Anger flashed across the blond man’s face and he batted Mitchell’s hand away, swiping off his work glove. Mitchell watched as it tumbled down into the river below. Sometimes the water flowed prettily, but today it gushed and gurgled, a bruise-grey hue. A young man had drowned here in a strong current last summer.
The man’s girlfriend wrapped her arms around her boyfriend’s waist and tugged him away. ‘Come on. Leave him alone.’ She cast Mitchell an apologetic smile. ‘Sorry, but we’re so in love. It took us two hours and three buses to get here. We’ll be working miles away from each other soon. Please let us do this.’
The man looked into her eyes and softened. ‘Yeah, um, sorry, mate,’ he said sheepishly. ‘The heat got the better of me. All we want to do is fasten our lock.’
Mitchell gestured at the sign again. ‘Just think about what you’re doing, guys,’ he said with a weary sigh. ‘Padlocks are just cheap chunks of metal and they’re weighing down the bridges. Can’t you get a nice ring or tattoo instead? Or write letters to each other? There are better ways to say I lov– Well, you know. . .’
The man and the woman shared an incredulous look.
‘Whatever,’ the man glowered, and he shoved his padlock back into the pocket of his shorts. ‘We’ll go to another bridge instead.’
‘I work on those too . . .’
The couple laughed at him and sauntered away.
Mitchell rubbed his nose. He knew his job wasn’t a glamorous one. It wasn’t the one in architecture he’d studied hard and trained for. However, it meant he could pay the rent on his apartment and buy Poppy hot lunch at school each day. Whatever daily hassle he put up with, he needed the work.
His workmate Barry had watched the incident from the other side of the road. Sweat circled under his arms and his forehead shone like a mirror as he crossed over. ‘The padlocks keep multiplying,’ he groaned.
‘We need to keep on going.’
‘But it’s too damn hot.’ Barry undid a button on his polo shirt, showing off unruly chest curls that matched the ones on his head. ‘It’s a violation of our human rights, and no one can tell if we cut off twenty or two hundred.’
Mitchell held his hand up against the glare of the sun. ‘We can tell, and Russ wants the bridges cleared in time for the city centenary celebrations.’

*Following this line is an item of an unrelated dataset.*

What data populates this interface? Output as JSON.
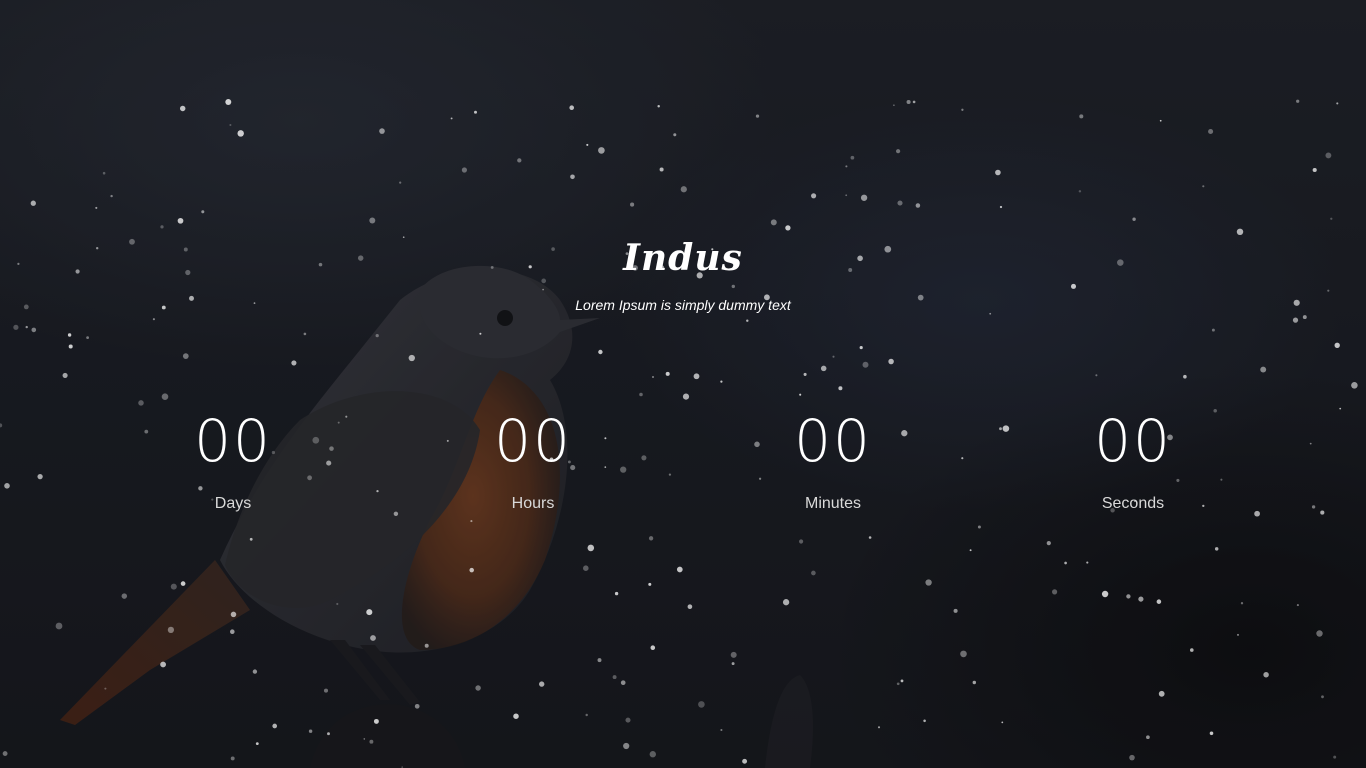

Barry rolled his eyes. ‘There’s only three weeks to go until then. Our boss should come down here and get his hands dirty, too. At least join me for a pint after work.’

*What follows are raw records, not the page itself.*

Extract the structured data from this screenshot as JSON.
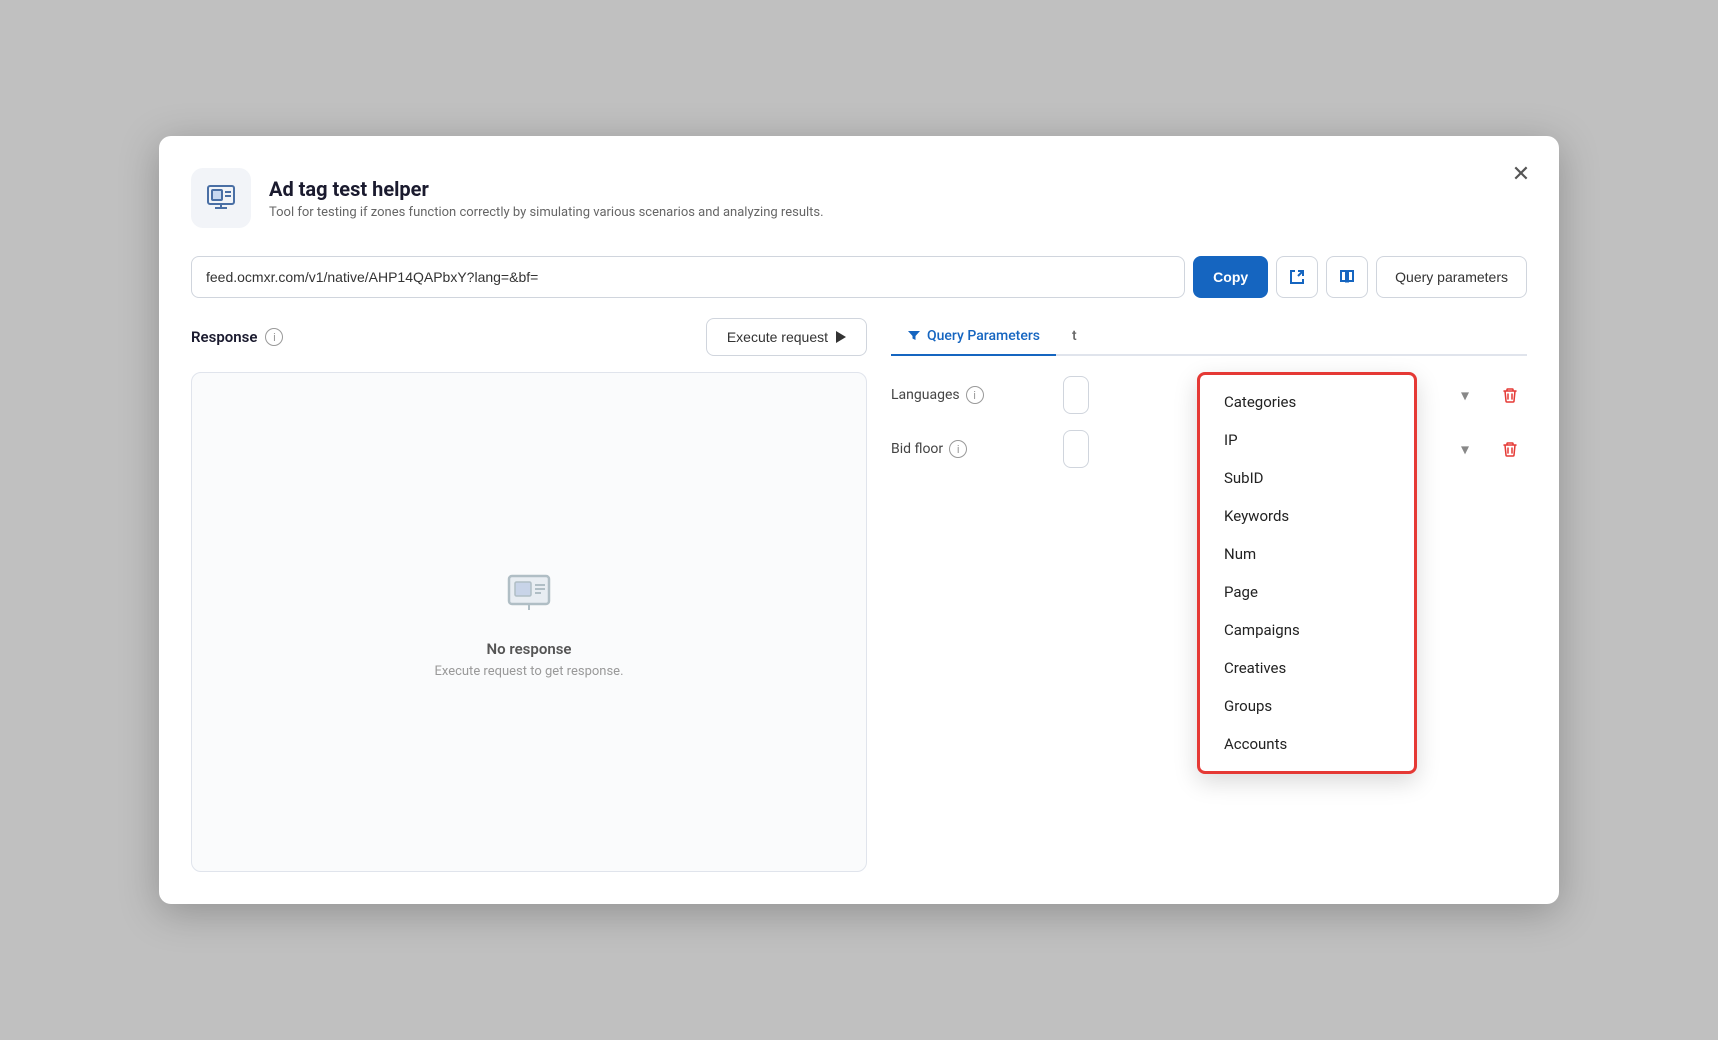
{
  "modal": {
    "title": "Ad tag test helper",
    "subtitle": "Tool for testing if zones function correctly by simulating various scenarios and analyzing results."
  },
  "toolbar": {
    "url_value": "feed.ocmxr.com/v1/native/AHP14QAPbxY?lang=&bf=",
    "copy_label": "Copy",
    "query_params_label": "Query parameters"
  },
  "response": {
    "label": "Response",
    "execute_label": "Execute request",
    "no_response_title": "No response",
    "no_response_sub": "Execute request to get response."
  },
  "tabs": [
    {
      "label": "Query Parameters",
      "active": true,
      "has_filter_icon": true
    },
    {
      "label": "t",
      "active": false
    }
  ],
  "params": [
    {
      "label": "Languages",
      "has_info": true
    },
    {
      "label": "Bid floor",
      "has_info": true
    }
  ],
  "dropdown": {
    "items": [
      "Categories",
      "IP",
      "SubID",
      "Keywords",
      "Num",
      "Page",
      "Campaigns",
      "Creatives",
      "Groups",
      "Accounts"
    ]
  },
  "icons": {
    "close": "✕",
    "play": "",
    "info": "i",
    "filter": "⚗",
    "external_link": "↗",
    "book": "📖",
    "trash": "🗑",
    "monitor": "🖥"
  }
}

Mitchell’s mouth felt parched, and he suddenly longed for an ice-cold beer. A vision of peeling off his polo-shirt and socks and relaxing in a beer garden appeared like a dreamy mirage in his head.

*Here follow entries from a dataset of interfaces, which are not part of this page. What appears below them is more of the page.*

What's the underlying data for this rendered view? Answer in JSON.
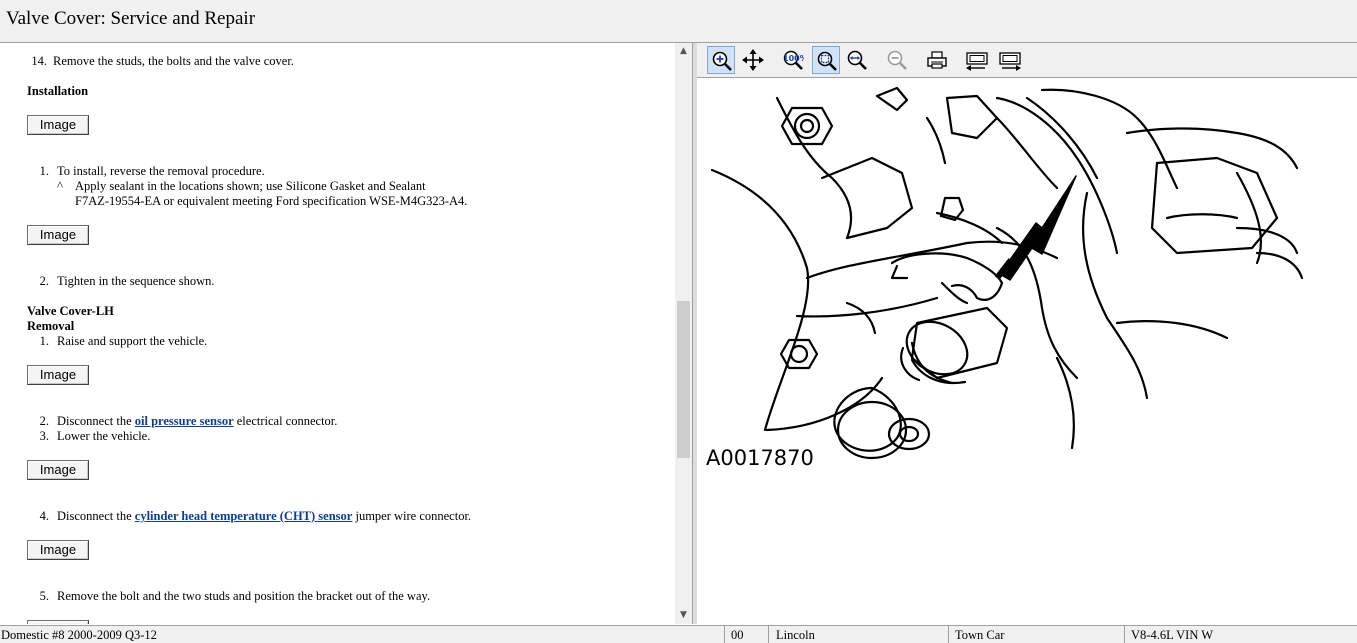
{
  "window": {
    "title": "Valve Cover:  Service and Repair"
  },
  "content": {
    "step14_num": "14.",
    "step14_text": "Remove the studs, the bolts and the valve cover.",
    "installation_heading": "Installation",
    "image_button_label": "Image",
    "inst1_num": "1.",
    "inst1_text": "To install, reverse the removal procedure.",
    "inst1_bullet": "^",
    "inst1_sub_line1": "Apply sealant in the locations shown; use Silicone Gasket and Sealant",
    "inst1_sub_line2": "F7AZ-19554-EA or equivalent meeting Ford specification WSE-M4G323-A4.",
    "inst2_num": "2.",
    "inst2_text": "Tighten in the sequence shown.",
    "lh_heading": "Valve Cover-LH",
    "removal_heading": "Removal",
    "rem1_num": "1.",
    "rem1_text": "Raise and support the vehicle.",
    "rem2_num": "2.",
    "rem2_pre": "Disconnect the ",
    "rem2_link": "oil pressure sensor",
    "rem2_post": " electrical connector.",
    "rem3_num": "3.",
    "rem3_text": "Lower the vehicle.",
    "rem4_num": "4.",
    "rem4_pre": "Disconnect the ",
    "rem4_link": "cylinder head temperature (CHT) sensor",
    "rem4_post": " jumper wire connector.",
    "rem5_num": "5.",
    "rem5_text": "Remove the bolt and the two studs and position the bracket out of the way."
  },
  "toolbar": {
    "zoom_level_label": "100%",
    "icons": [
      "zoom-in-icon",
      "pan-icon",
      "zoom-100-icon",
      "zoom-fit-icon",
      "zoom-width-icon",
      "zoom-out-icon",
      "print-icon",
      "prev-image-icon",
      "next-image-icon"
    ]
  },
  "figure": {
    "label": "A0017870"
  },
  "status": {
    "source": "Domestic #8 2000-2009 Q3-12",
    "code": "00",
    "make": "Lincoln",
    "model": "Town Car",
    "engine": "V8-4.6L VIN W"
  }
}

However, he had to pick Poppy up from the after-school club to take her for a guitar lesson, an additional one to her music class in school. Her headteacher, Miss Heathcliff, was a stickler for the school closing promptly at 5.30pm, and it was a rush to get there on time. He lowered his eyes and said, ‘I’d love to, but I have to dash.’
Then he selected his next padlock to attack.
Phaedra Patrick is the author of The Library of Lost and Found, Rise and Shine, Benedict Stone and The Curious Charms of Arthur Pepper, which has been published in over twenty countries around the world. She studied art and marketing, and has worked as a stained-glass artist, film festival organizer and communications manager. An award-winning short story writer, she now writes full-time. She lives in Saddleworth, UK, with her husband and son.